## Action item
Go through the data below and return each line where the string "text" occurs.

## Material to process
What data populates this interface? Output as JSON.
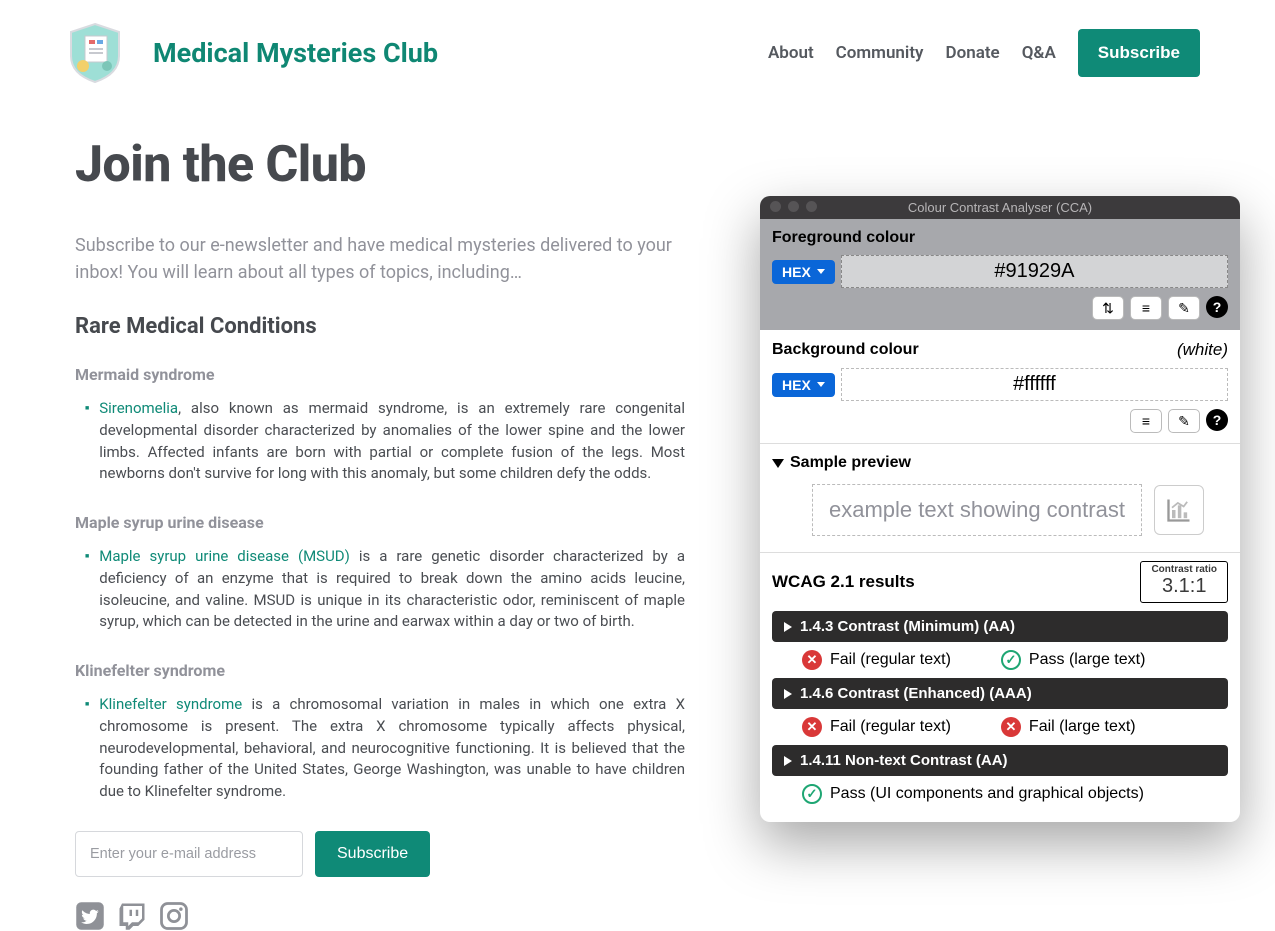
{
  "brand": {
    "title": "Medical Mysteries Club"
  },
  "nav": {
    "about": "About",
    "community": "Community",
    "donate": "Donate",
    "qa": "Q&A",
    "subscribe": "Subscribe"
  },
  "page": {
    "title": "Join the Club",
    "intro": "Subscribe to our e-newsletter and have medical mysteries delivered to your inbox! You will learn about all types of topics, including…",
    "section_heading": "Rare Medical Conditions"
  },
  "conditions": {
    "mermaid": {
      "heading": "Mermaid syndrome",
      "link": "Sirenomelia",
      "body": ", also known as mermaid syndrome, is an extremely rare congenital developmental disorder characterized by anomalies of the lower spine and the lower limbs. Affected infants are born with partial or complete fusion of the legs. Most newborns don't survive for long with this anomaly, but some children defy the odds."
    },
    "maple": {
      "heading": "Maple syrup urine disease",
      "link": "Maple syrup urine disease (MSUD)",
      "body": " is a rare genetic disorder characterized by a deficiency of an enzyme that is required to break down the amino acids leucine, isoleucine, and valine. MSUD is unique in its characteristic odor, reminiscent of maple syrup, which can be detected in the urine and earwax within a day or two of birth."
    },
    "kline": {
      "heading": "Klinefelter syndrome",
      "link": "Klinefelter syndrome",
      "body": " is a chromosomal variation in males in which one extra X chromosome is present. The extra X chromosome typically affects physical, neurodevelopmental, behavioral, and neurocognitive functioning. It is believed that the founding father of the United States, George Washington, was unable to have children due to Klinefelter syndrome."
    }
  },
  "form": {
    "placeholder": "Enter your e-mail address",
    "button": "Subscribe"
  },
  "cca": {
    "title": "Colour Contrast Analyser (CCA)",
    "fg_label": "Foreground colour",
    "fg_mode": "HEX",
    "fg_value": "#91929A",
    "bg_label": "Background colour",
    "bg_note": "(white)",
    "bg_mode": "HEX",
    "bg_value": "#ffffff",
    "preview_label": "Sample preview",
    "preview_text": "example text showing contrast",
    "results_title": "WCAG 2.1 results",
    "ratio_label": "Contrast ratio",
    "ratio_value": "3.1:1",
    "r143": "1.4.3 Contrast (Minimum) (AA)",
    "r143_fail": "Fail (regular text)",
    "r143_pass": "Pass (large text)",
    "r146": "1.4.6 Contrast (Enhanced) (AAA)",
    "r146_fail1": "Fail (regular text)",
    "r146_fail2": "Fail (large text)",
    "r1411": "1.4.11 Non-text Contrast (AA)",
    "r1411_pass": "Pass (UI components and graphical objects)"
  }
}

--

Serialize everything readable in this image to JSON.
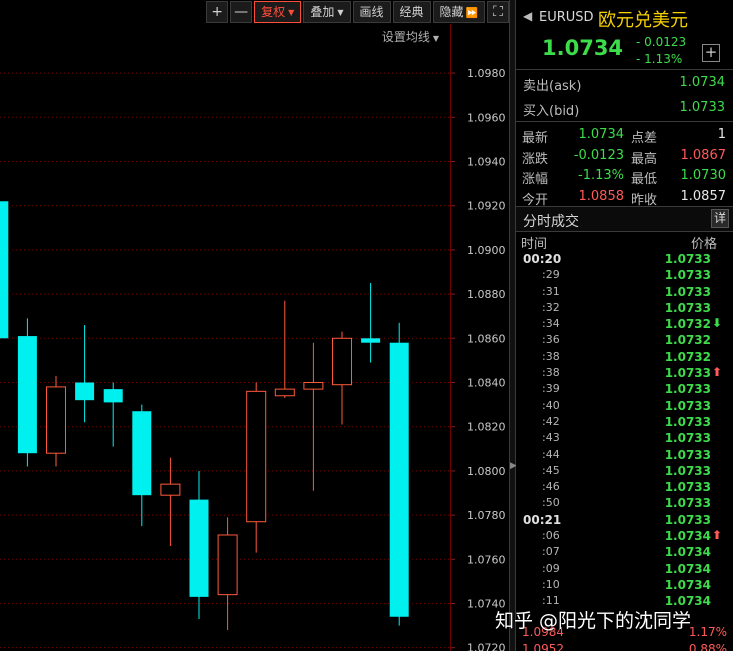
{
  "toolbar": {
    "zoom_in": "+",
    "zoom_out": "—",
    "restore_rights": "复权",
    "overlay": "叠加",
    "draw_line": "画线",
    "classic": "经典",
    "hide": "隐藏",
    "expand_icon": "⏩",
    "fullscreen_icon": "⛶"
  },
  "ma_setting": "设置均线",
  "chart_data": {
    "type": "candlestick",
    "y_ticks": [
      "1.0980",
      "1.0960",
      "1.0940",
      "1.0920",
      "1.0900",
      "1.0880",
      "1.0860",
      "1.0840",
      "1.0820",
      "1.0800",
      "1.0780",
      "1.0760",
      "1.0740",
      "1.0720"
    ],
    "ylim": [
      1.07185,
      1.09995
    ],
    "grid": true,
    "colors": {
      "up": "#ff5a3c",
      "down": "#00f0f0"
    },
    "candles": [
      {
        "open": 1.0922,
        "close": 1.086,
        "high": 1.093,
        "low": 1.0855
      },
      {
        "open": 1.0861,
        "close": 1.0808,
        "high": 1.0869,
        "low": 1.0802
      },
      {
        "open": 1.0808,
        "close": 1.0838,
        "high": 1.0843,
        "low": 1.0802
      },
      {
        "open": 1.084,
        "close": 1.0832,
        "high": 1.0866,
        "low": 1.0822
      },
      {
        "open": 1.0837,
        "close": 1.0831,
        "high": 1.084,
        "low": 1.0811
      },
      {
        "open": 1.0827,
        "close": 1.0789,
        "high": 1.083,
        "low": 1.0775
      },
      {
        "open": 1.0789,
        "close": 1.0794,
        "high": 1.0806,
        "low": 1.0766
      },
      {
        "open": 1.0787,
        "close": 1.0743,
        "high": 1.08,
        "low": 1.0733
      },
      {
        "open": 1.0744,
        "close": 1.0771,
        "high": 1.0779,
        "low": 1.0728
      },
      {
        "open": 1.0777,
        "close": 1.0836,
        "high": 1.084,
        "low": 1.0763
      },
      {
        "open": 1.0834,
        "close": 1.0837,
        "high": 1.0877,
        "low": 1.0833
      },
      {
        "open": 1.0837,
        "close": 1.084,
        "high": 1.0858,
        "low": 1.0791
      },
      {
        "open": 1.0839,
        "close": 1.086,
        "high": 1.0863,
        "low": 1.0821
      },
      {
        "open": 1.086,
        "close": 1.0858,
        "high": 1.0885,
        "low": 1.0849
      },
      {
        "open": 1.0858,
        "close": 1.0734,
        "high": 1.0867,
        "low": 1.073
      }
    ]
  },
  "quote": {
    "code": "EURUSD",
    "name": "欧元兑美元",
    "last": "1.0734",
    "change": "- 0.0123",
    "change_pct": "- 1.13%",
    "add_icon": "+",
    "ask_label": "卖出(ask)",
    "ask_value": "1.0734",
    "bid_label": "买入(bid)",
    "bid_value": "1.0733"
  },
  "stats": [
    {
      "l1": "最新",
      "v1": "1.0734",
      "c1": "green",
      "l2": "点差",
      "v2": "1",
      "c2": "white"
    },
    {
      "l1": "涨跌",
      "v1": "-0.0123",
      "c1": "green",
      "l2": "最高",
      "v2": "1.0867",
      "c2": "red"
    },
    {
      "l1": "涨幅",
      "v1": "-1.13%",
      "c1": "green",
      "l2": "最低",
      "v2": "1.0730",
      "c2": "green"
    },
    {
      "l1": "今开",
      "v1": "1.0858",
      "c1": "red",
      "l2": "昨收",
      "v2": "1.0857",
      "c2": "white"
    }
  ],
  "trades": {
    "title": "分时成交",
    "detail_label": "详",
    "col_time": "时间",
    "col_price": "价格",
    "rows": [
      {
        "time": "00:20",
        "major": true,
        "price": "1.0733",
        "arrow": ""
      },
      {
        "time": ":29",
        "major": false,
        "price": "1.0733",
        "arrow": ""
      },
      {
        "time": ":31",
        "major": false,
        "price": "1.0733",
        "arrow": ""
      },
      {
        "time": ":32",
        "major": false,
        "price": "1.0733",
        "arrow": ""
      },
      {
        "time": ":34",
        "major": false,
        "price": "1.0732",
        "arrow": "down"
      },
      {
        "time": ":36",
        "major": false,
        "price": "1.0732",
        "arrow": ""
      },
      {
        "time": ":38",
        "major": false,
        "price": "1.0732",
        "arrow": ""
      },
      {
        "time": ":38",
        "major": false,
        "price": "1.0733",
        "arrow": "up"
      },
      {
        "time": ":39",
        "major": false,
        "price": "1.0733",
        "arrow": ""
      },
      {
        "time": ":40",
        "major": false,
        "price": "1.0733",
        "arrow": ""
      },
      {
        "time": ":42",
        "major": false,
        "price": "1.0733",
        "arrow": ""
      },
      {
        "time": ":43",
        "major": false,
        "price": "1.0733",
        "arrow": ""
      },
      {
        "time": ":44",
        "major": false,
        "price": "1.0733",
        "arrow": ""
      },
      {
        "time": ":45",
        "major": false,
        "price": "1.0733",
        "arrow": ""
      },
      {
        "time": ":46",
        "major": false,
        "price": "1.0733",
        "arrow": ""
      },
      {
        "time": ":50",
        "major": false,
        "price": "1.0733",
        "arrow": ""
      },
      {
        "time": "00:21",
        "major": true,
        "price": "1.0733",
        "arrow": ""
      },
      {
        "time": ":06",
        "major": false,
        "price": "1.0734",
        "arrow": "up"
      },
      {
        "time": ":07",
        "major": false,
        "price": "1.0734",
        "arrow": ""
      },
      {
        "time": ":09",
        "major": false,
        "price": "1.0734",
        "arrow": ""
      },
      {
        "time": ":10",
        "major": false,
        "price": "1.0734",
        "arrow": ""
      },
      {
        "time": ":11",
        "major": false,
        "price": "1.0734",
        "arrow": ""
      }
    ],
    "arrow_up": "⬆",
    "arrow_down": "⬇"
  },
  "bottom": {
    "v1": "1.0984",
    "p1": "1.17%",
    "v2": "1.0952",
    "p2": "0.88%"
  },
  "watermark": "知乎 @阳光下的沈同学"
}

## Completed task
    "preview_text": "example text showing contrast",
    "r143_fail": "Fail (regular text)",
    "r143_pass": "Pass (large text)",
    "r146_fail1": "Fail (regular text)",
    "r146_fail2": "Fail (large text)",
    "r1411": "1.4.11 Non-text Contrast (AA)",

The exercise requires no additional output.